■ **Task directions**: Repeat every entry exactly. Leave nothing out.

■ **Dataset**:
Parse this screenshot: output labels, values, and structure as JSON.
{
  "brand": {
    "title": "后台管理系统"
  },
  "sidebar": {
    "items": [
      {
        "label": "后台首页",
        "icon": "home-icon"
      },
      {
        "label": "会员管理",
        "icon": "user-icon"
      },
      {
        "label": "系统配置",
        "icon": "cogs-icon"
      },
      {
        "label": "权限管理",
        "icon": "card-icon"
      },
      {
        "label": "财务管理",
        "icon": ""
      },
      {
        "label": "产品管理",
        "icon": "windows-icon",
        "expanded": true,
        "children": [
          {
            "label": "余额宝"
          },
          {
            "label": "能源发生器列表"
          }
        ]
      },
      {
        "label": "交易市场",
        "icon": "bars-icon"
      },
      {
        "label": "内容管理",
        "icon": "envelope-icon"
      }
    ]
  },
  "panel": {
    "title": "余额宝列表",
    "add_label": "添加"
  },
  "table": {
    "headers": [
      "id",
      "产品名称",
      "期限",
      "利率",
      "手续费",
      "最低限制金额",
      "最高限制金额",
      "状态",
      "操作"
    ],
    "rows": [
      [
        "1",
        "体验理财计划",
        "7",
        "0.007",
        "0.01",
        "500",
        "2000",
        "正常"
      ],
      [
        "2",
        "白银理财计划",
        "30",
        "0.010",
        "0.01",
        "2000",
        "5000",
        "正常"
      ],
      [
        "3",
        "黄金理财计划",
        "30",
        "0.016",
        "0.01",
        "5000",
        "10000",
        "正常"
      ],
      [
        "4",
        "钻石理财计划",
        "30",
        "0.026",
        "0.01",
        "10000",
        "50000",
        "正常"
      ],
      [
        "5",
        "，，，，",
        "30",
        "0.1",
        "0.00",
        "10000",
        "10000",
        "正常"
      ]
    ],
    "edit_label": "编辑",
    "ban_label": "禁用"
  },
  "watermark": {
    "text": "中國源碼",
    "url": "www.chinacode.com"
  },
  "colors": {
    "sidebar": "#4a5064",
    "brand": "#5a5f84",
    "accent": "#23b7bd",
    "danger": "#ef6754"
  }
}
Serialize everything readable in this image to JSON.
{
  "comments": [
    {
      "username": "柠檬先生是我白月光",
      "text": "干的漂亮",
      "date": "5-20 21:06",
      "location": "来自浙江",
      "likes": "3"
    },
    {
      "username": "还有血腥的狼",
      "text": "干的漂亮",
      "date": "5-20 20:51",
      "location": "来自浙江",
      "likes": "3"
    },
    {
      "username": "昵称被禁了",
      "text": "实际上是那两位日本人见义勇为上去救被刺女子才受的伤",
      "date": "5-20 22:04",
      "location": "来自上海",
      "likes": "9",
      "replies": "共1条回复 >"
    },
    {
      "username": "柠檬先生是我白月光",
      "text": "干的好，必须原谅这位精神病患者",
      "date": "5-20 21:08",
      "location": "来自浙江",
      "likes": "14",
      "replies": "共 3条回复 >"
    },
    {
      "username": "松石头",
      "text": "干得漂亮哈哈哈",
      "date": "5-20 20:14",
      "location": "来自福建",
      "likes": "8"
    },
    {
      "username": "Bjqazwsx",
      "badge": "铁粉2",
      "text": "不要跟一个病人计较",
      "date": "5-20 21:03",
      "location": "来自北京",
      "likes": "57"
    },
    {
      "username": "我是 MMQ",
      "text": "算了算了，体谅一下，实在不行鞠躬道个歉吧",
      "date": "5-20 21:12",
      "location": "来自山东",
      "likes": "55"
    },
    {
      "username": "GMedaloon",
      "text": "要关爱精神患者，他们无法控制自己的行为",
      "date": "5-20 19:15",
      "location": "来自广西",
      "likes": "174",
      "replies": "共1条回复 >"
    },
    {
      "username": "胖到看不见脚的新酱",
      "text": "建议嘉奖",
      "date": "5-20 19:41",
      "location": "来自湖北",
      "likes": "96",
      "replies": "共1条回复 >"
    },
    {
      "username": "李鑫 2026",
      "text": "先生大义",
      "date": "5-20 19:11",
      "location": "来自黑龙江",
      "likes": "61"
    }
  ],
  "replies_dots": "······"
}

■ **The completed task**:
Parse this screenshot: output labels, values, and structure as JSON.
{
  "brand": {
    "title": "后台管理系统"
  },
  "sidebar": {
    "items": [
      {
        "label": "后台首页",
        "icon": "home-icon"
      },
      {
        "label": "会员管理",
        "icon": "user-icon"
      },
      {
        "label": "系统配置",
        "icon": "cogs-icon"
      },
      {
        "label": "权限管理",
        "icon": "card-icon"
      },
      {
        "label": "财务管理",
        "icon": ""
      },
      {
        "label": "产品管理",
        "icon": "windows-icon",
        "expanded": true,
        "children": [
          {
            "label": "余额宝"
          },
          {
            "label": "能源发生器列表"
          }
        ]
      },
      {
        "label": "交易市场",
        "icon": "bars-icon"
      },
      {
        "label": "内容管理",
        "icon": "envelope-icon"
      }
    ]
  },
  "panel": {
    "title": "余额宝列表",
    "add_label": "添加"
  },
  "table": {
    "headers": [
      "id",
      "产品名称",
      "期限",
      "利率",
      "手续费",
      "最低限制金额",
      "最高限制金额",
      "状态",
      "操作"
    ],
    "rows": [
      [
        "1",
        "体验理财计划",
        "7",
        "0.007",
        "0.01",
        "500",
        "2000",
        "正常"
      ],
      [
        "2",
        "白银理财计划",
        "30",
        "0.010",
        "0.01",
        "2000",
        "5000",
        "正常"
      ],
      [
        "3",
        "黄金理财计划",
        "30",
        "0.016",
        "0.01",
        "5000",
        "10000",
        "正常"
      ],
      [
        "4",
        "钻石理财计划",
        "30",
        "0.026",
        "0.01",
        "10000",
        "50000",
        "正常"
      ],
      [
        "5",
        "，，，，",
        "30",
        "0.1",
        "0.00",
        "10000",
        "10000",
        "正常"
      ]
    ],
    "edit_label": "编辑",
    "ban_label": "禁用"
  },
  "watermark": {
    "text": "中國源碼",
    "url": "www.chinacode.com"
  },
  "colors": {
    "sidebar": "#4a5064",
    "brand": "#5a5f84",
    "accent": "#23b7bd",
    "danger": "#ef6754"
  }
}
Serialize everything readable in this image to JSON.
{
  "comments": [
    {
      "username": "柠檬先生是我白月光",
      "text": "干的漂亮",
      "date": "5-20 21:06",
      "location": "来自浙江",
      "likes": "3"
    },
    {
      "username": "还有血腥的狼",
      "text": "干的漂亮",
      "date": "5-20 20:51",
      "location": "来自浙江",
      "likes": "3"
    },
    {
      "username": "昵称被禁了",
      "text": "实际上是那两位日本人见义勇为上去救被刺女子才受的伤",
      "date": "5-20 22:04",
      "location": "来自上海",
      "likes": "9",
      "replies": "共1条回复 >"
    },
    {
      "username": "柠檬先生是我白月光",
      "text": "干的好，必须原谅这位精神病患者",
      "date": "5-20 21:08",
      "location": "来自浙江",
      "likes": "14",
      "replies": "共 3条回复 >"
    },
    {
      "username": "松石头",
      "text": "干得漂亮哈哈哈",
      "date": "5-20 20:14",
      "location": "来自福建",
      "likes": "8"
    },
    {
      "username": "Bjqazwsx",
      "badge": "铁粉2",
      "text": "不要跟一个病人计较",
      "date": "5-20 21:03",
      "location": "来自北京",
      "likes": "57"
    },
    {
      "username": "我是 MMQ",
      "text": "算了算了，体谅一下，实在不行鞠躬道个歉吧",
      "date": "5-20 21:12",
      "location": "来自山东",
      "likes": "55"
    },
    {
      "username": "GMedaloon",
      "text": "要关爱精神患者，他们无法控制自己的行为",
      "date": "5-20 19:15",
      "location": "来自广西",
      "likes": "174",
      "replies": "共1条回复 >"
    },
    {
      "username": "胖到看不见脚的新酱",
      "text": "建议嘉奖",
      "date": "5-20 19:41",
      "location": "来自湖北",
      "likes": "96",
      "replies": "共1条回复 >"
    },
    {
      "username": "李鑫 2026",
      "text": "先生大义",
      "date": "5-20 19:11",
      "location": "来自黑龙江",
      "likes": "61"
    }
  ],
  "replies_dots": "······"
}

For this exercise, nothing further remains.